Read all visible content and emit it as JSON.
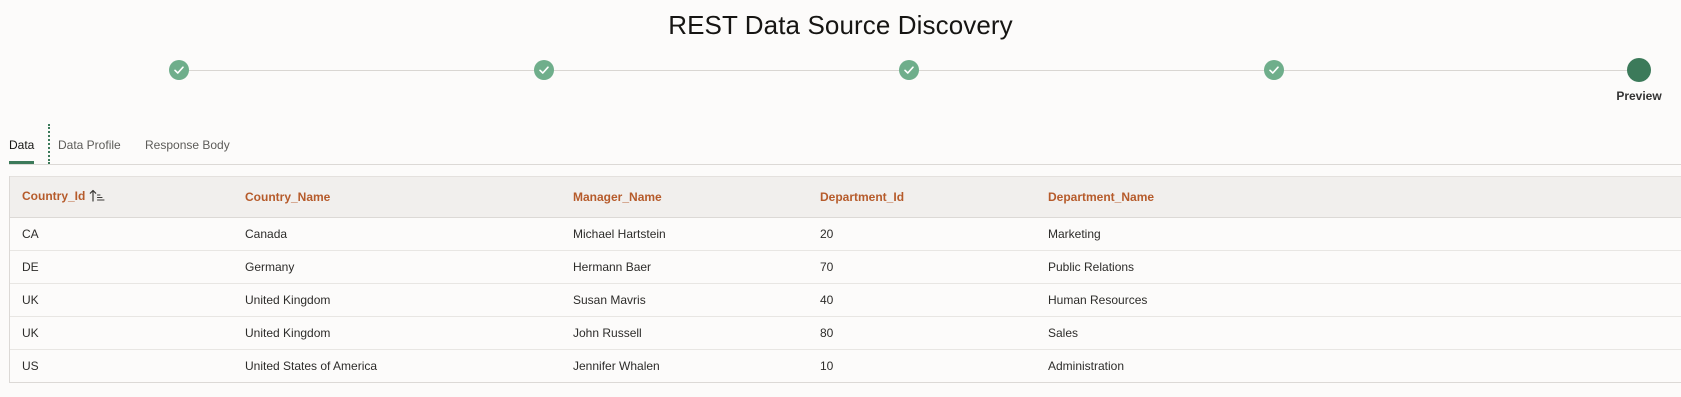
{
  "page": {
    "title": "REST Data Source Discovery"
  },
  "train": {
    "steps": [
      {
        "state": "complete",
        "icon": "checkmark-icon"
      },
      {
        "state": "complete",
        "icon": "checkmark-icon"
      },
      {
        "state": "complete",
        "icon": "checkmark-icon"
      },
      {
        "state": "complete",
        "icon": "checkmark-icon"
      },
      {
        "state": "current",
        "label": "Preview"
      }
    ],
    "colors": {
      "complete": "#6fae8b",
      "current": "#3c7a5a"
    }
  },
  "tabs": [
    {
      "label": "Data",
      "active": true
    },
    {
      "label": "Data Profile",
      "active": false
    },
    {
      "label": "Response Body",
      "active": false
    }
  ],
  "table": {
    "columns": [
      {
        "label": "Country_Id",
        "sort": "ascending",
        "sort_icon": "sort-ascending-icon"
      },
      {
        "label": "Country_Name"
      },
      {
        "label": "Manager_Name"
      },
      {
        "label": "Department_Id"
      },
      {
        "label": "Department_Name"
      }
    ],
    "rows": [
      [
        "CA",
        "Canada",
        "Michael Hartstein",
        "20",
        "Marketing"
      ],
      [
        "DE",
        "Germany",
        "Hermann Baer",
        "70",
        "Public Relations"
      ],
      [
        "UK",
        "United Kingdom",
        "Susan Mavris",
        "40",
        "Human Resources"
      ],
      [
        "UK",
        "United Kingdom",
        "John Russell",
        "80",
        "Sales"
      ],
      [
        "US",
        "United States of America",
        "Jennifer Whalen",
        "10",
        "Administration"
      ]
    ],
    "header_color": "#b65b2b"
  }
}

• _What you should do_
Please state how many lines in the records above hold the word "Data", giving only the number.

• _Answer to this exercise_
3